Well, that may be too much to expect. No matter how much peace and goodwill we create in our lives and among our family, friends, and associates, external forces (such as corporations and politicians) do their best to disrupt us. Because those forces keep us desperate, we will buy whatever the corporations want to sell and go along with whatever the politicians want to foist on us. The classic example is the family with two breadwinners and three jobs that does not have enough time to eat healthy or to work for social and economic change. Corporations, and governments that support those corporations with tax dollars, are happy to supply the unhealthy food.
But the more peace we can have in our own lives, (1) the happier and healthier we will be despite our circumstances, and (2) the more independent we will be of the dominant forces of society as well. To find inner peace, we do not have to subscribe to a specific spiritual doctrine or purchase a special kind of health food. All we have to do, as much as possible, is to find a regular balance in all the things we do in life, all of them in moderation. If we can, that is.
By balance I refer mainly to keeping a regular schedule with your biological clock. More or less regular times for getting up and going to sleep, for eating, and seeking mindful relaxation. One of the worst things we can do—I say from the experience of having done them and then quit—is to let other people control our minds and create tension, mostly from television. Unsubscribe, folks, and save yourselves a lot of money. I quit cable in 2002 and since that time I have saved $10,000. Not sure where that money went, but it didn’t go to cable. Learn to cherish silence. Worked for me. Instead of watching TV, I read and write. Usually in silence.
We become most aware of the disruption of our biological clocks when we experience jet lag. Everything seems to go out of balance, not just our cycles of sleep and wakefulness. But it is not just jet lag but poor daily time management that can disrupt our biological clocks.
Medical assistance may be necessary. If you have sleep apnea, as I did, surgery or a ventilation device may be helpful. Get rid of apnea and you will get your life back. At least I did. I also have sleep onset myoclonus, which is a kind of torture that even Dick Cheney never thought of: at the moment of sleep onset, my muscles contract just enough to wake me up. Maybe just a little muscle, maybe a lot of big ones. Over and over and over and over several times a minute. Medication brought this under control. There is heavy-duty medication, but hemp oil may work just as well. I used to take regular naps; now, I nap maybe three times a year.
An article was published in the November 25 issue of Science in 2016: “Circadian physiology of metabolism,” by Satchidananda Panda of the Salk Institute in La Jolla (Volume 354, pages 1008-1015) This link takes you to the summary; full articles are available only to AAAS members. In this article, the author summarized the many different disorders that can result from disruption of the biological clock:
- Insulin resistance
- Disruption of gut microbes
- Cardiovascular problems
- Chronic inflammation
- Liver disease
- Increased cancer risk
- High cholesterol
- Sleep disorders
- Compromised muscle function

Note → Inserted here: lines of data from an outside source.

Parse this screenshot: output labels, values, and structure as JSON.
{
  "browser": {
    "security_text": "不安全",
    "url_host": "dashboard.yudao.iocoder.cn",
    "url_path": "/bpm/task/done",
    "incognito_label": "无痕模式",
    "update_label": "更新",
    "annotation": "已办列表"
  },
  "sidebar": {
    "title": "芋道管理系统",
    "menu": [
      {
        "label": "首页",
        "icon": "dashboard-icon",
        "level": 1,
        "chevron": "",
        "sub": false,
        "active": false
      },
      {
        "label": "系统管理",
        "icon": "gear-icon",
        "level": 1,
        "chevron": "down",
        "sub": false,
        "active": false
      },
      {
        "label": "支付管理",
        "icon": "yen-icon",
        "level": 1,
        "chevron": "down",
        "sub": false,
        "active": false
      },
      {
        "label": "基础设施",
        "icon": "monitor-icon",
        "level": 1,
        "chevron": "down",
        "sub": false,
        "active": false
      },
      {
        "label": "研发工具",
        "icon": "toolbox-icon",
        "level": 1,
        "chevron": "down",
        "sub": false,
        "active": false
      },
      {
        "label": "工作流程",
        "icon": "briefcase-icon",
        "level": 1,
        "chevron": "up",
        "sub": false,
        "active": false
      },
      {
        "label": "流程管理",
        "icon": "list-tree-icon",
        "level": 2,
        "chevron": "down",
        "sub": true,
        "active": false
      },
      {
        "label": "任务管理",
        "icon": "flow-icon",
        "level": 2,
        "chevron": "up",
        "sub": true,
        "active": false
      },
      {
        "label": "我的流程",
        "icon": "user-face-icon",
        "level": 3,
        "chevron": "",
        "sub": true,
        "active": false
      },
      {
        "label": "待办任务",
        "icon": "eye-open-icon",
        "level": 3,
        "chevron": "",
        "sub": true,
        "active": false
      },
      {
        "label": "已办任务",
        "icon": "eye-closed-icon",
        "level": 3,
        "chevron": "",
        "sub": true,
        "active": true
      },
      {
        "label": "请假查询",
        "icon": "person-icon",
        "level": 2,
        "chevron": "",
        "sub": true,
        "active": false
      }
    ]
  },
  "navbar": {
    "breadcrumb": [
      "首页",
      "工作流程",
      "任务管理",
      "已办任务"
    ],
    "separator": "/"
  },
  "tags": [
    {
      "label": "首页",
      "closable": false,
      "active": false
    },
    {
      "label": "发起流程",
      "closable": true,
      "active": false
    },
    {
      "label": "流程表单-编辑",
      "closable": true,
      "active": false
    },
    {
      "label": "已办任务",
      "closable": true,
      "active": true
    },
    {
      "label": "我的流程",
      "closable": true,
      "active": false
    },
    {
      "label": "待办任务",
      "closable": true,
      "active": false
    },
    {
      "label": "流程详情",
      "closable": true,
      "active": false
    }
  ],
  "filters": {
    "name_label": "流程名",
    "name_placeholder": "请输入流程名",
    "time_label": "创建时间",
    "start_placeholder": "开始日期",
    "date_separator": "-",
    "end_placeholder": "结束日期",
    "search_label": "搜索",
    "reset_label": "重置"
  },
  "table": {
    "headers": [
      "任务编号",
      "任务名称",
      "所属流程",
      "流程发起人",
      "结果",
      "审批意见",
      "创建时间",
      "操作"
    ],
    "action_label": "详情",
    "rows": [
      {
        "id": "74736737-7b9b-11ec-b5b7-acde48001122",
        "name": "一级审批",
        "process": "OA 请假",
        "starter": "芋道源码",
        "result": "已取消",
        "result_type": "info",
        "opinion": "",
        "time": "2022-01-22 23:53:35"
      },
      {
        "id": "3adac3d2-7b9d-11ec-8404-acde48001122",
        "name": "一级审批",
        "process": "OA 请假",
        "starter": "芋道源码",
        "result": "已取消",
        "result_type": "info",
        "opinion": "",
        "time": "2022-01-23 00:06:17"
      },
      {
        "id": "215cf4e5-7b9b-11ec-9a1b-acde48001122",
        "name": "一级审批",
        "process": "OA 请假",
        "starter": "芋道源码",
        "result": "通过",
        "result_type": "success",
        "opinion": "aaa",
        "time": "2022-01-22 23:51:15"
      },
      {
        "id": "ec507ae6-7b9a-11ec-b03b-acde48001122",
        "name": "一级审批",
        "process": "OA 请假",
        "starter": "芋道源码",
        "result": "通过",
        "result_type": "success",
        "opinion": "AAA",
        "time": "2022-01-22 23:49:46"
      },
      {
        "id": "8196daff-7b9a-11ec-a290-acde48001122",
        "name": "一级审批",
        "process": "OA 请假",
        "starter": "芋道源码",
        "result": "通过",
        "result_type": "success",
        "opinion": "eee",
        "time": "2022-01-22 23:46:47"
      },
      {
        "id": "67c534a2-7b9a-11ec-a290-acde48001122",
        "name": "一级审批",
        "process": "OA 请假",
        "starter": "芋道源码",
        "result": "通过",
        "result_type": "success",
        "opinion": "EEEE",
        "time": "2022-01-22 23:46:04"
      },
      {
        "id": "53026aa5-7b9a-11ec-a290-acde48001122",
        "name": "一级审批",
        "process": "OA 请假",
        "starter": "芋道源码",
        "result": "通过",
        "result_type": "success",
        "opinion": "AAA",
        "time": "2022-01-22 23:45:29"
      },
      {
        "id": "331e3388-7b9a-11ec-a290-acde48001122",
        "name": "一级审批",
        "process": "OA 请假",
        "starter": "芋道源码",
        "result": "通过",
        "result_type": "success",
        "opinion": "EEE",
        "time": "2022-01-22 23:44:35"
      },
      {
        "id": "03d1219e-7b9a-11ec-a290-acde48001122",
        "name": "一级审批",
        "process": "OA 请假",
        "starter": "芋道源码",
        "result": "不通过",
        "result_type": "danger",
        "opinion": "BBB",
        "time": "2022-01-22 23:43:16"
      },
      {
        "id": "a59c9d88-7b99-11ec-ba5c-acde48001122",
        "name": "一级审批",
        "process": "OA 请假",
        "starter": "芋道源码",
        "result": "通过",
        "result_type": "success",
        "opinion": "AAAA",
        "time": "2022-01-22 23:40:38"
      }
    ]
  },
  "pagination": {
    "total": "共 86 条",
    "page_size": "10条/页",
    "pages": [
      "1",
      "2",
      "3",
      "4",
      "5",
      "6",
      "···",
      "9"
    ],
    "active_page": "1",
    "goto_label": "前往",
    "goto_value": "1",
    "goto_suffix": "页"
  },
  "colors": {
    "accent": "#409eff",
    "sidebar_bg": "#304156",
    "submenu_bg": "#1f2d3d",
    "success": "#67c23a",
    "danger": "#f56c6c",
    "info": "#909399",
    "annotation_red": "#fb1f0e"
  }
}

What a list! All of these physiological effects are interrelated, and related to the biological clock. Disrupted sleep can make you fat, give you diabetes, make your intestines sick, and increase the risk of other problems. I was astonished to see this list. I have some of these problems in small measure; what a walking sicko I would be if I did not seek to live in harmony with my biological clock.
I have found that, by mindfully seeking inner peace and following a regular schedule, I am seldom tired. For this, I must also thank certain medications. But we must enable such medications to work by seeking regularity and balance. Even when I have no work to do, I find myself reading and writing—I am on vacation right now—because they are not, for me, stressful. I rest the way the heart muscle rests: between each beat.
Was Ben Franklin right? Early to bed, early to rise makes a man healthy, wealthy, and wise. Seems too simple. But if Franklin read that Science article, he would have claimed vindication.